Wartime king George VI famously struggled with his stutter. After the war his wife the Queen gave her support to a new school for children with speech and language difficulties. Today that school is looking for help with an extraordinary archive of documents, photos and film stretching back some 75 years.
A first of its kind when it opened in 1947, Moor House is still one of just a few schools in the country that specialises in supporting children with language disorders, including Developmental Language Disorder (DLD). Its specialist setting and approach has made an extraordinary difference to the lives of many students over the years and demand for places is greater than ever.
Located in Hurst Green, the school has grown significantly in recent years with the addition of Moor House College and the establishment of an institute which is at the forefront of global research and training in the field of speech and language disorders.
Now, as its 75th Anniversary approaches Friends of Moor House, a voluntary association that supports the school, has begun the task of categorising a fascinating collection of papers, photographs and film going right back to its foundation, but are seeking advice from an experienced archivist to ensure that key records are preserved correctly for the future.
The Chair of Friends of Moor House, John Stevens, said "The great challenge is to preserve key records for the future. Which are the important records for retention? How should they be preserved and catalogued? We know we need advice from an experienced archivist.”

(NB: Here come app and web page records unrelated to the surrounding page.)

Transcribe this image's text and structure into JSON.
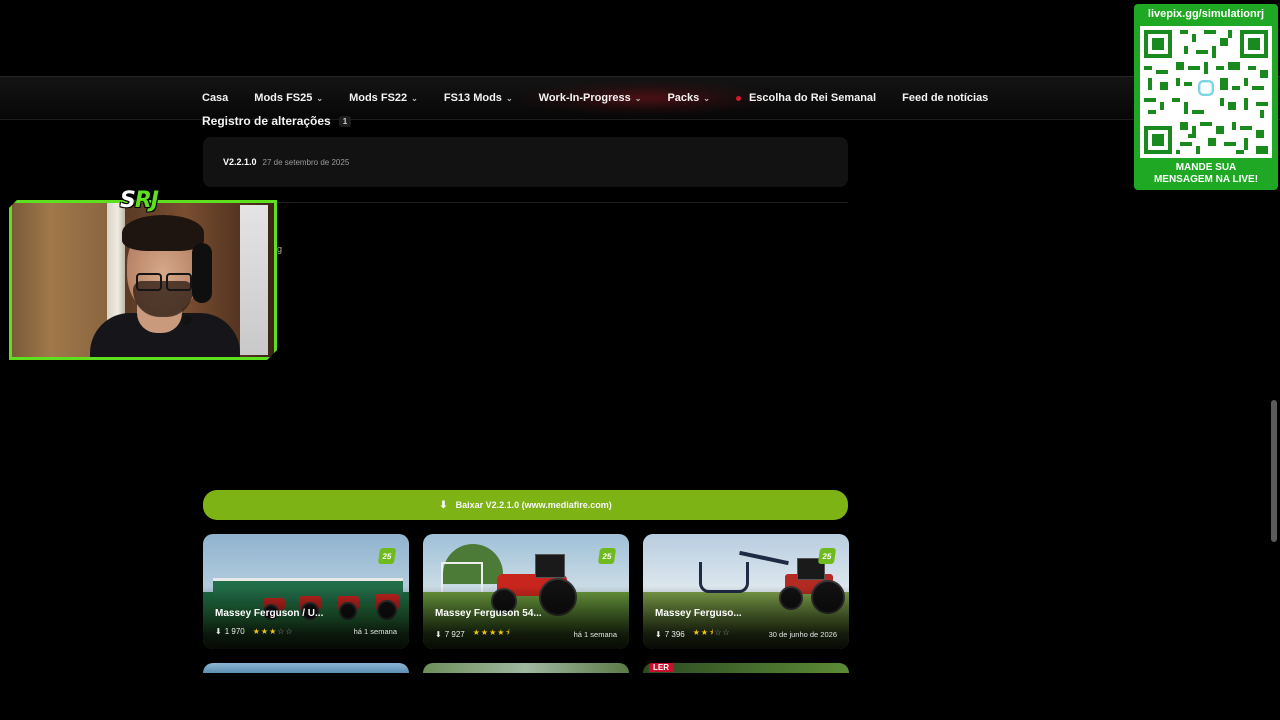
{
  "nav": {
    "items": [
      {
        "label": "Casa",
        "has_dropdown": false
      },
      {
        "label": "Mods FS25",
        "has_dropdown": true
      },
      {
        "label": "Mods FS22",
        "has_dropdown": true
      },
      {
        "label": "FS13 Mods",
        "has_dropdown": true
      },
      {
        "label": "Work-In-Progress",
        "has_dropdown": true
      },
      {
        "label": "Packs",
        "has_dropdown": true
      },
      {
        "label": "Escolha do Rei Semanal",
        "has_dropdown": false,
        "live_dot": true
      },
      {
        "label": "Feed de notícias",
        "has_dropdown": false
      }
    ],
    "chevron": "⌄"
  },
  "changelog": {
    "title": "Registro de alterações",
    "count": "1",
    "entries": [
      {
        "version": "V2.2.1.0",
        "date": "27 de setembro de 2025"
      }
    ]
  },
  "partial_text": "ing",
  "download": {
    "label": "Baixar V2.2.1.0 (www.mediafire.com)",
    "icon": "download-icon"
  },
  "cards": [
    {
      "title": "Massey Ferguson / U...",
      "downloads": "1 970",
      "rating": 3,
      "when": "há 1 semana",
      "badge": "25"
    },
    {
      "title": "Massey Ferguson 54...",
      "downloads": "7 927",
      "rating": 4.5,
      "when": "há 1 semana",
      "badge": "25"
    },
    {
      "title": "Massey Ferguso...",
      "downloads": "7 396",
      "rating": 2.5,
      "when": "30 de junho de 2026",
      "badge": "25"
    }
  ],
  "partial_cards": [
    {
      "badge_text": "LER"
    }
  ],
  "overlay": {
    "logo_s": "S",
    "logo_rj": "RJ",
    "qr_url": "livepix.gg/simulationrj",
    "qr_caption_line1": "MANDE SUA",
    "qr_caption_line2": "MENSAGEM NA LIVE!"
  },
  "colors": {
    "accent_green": "#7eb315",
    "overlay_green": "#1fa824",
    "webcam_border": "#5fe01f",
    "star": "#f0c419",
    "live_dot": "#d01b2a"
  }
}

If you have experience and expertise to help on a voluntary basis the association would be delighted to hear from you. Please contact us or call 01883 712271